I have six year old twin daughters. In order to help with childcare, we have had Au Pairs since they were six months old. To this day, my wife still doesn't understand why I do not like to run errands with an Au Pair by myself, especially if we have the girls with us. It's nothing personal, it all goes back to the first few weeks of participating in the program.
We had all gone to the zoo and were just sitting down for a lunch break. My wife went to get the food while I took care of the girls with our Au Pair. Now keep in mind that our Au Pair was 18 and from Brazil. I wasn't thinking about it myself until I noticed all of the other mothers looking at us. They were not friendly looks. It was that moment I realized all of the women in the room thought I was some thirty year old man who had knocked up an 18 year old exchange student. Let's just say that you could cut the judgmental scorn with a knife. It was so bad that I didn't even get to enjoy the husbands who were looking at me like, "You lucky SOB."
Finally, the woman at the table next to us turned and asked our Au Pair how old the girls were. Our Au Pair just looked at her like she didn't understand a word she had said (she was still worried about her English). Talk about piling onto an already bad situation. I stepped in, answered her questions and tried to have a pleasant conversation. That's when the woman turned to our Au Pair and said, "Well, you don't look like you had twins six months ago." Now, I'm from Seattle. I know passive aggressive when I hear it and this one took the cake. The air dripped with bile and hatred as if she hoped it would form a poison cloud, drift in my direction and kill me. I let it hang in the air for a second and said, "Could that be because she's not the mother?"
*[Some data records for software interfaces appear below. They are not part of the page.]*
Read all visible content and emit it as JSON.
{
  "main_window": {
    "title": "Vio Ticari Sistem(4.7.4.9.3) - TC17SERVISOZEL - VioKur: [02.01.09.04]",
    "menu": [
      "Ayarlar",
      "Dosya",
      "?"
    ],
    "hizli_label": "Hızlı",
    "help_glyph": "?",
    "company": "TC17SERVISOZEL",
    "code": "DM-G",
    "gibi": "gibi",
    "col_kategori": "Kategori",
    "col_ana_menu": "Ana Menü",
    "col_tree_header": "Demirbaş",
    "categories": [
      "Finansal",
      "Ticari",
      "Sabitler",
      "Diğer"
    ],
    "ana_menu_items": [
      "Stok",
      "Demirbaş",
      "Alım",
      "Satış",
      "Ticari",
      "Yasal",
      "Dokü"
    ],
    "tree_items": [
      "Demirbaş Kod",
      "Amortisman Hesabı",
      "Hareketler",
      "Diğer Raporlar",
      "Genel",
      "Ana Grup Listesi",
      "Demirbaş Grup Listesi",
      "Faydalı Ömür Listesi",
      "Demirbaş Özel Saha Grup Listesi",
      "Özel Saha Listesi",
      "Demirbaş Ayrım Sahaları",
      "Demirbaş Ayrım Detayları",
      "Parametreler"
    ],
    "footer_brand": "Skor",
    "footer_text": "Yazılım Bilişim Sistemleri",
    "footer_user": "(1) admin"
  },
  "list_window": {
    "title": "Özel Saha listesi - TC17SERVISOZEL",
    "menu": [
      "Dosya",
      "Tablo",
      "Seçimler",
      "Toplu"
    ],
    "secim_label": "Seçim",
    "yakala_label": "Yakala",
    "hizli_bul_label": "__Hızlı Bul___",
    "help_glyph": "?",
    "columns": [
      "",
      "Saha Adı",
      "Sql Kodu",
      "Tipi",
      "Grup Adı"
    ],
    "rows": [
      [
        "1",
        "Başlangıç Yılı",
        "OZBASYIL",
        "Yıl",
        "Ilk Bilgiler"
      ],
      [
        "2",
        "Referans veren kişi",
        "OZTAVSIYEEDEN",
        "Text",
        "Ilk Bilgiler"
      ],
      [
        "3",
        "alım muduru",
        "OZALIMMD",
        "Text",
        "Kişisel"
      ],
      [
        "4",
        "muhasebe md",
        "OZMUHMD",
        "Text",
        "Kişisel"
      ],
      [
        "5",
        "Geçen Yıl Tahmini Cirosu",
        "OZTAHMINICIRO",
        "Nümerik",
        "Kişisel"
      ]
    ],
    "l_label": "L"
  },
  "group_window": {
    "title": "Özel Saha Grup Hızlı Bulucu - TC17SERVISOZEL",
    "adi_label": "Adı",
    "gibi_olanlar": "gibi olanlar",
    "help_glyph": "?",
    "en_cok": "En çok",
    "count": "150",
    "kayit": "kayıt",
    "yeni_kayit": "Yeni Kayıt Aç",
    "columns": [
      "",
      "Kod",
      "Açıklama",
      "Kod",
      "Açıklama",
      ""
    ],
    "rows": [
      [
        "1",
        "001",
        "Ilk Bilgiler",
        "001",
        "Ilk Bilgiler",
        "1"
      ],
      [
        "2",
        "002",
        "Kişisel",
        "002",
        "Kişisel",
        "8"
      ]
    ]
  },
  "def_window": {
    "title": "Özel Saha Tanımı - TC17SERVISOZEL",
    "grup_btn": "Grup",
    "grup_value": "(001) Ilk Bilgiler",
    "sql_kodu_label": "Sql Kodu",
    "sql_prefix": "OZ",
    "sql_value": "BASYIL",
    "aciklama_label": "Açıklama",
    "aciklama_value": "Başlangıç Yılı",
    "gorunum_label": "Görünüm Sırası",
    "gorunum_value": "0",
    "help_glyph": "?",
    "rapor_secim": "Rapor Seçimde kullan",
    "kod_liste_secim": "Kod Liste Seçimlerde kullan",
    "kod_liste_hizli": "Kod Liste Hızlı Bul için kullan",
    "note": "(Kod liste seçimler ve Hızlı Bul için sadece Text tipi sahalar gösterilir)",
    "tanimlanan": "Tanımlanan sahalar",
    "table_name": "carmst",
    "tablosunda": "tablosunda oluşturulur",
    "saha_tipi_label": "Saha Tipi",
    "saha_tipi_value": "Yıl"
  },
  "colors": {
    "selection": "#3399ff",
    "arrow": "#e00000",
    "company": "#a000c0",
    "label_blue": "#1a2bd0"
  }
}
It was right at that moment that my wife walked up with our food and sat down at the table. The woman realized her mistake, turned a shade of white and I loved every second of it. The only exit plan she saw was to look at my wife and say, "You have beautiful daughters." She then turned back to her food and willed herself not to look at us again as her husband tried to suppress a chuckle.
The mood in the rest of the hall changed as well, besides the husbands who were still thinking, "You lucky SOB". Women came up, talked to my wife, congratulated her and told her how beautiful the girls were. By the time we were done, my wife was glowing and said, "That was a nice lunch." Not from my perspective.
So, to recap. We all had lunch in the same place, at the same table. My wife walked out thinking everyone sure was nice, our Au Pair walked out mortified that people thought she was a teen mom and I walked out thinking I probably would have been hung from the rafters by a bunch of soccer-moms if my wife hadn't been with us. Three characters, one scene, three different experiences. A lesson I now try to apply to our screenplays to make sure we are getting as much character depth as possible.
Tune in next time and maybe I'll tell you about all the sympathetic smiles I get from people who assume I'm divorced whenever I take my girls out for special Dad/Daughter time.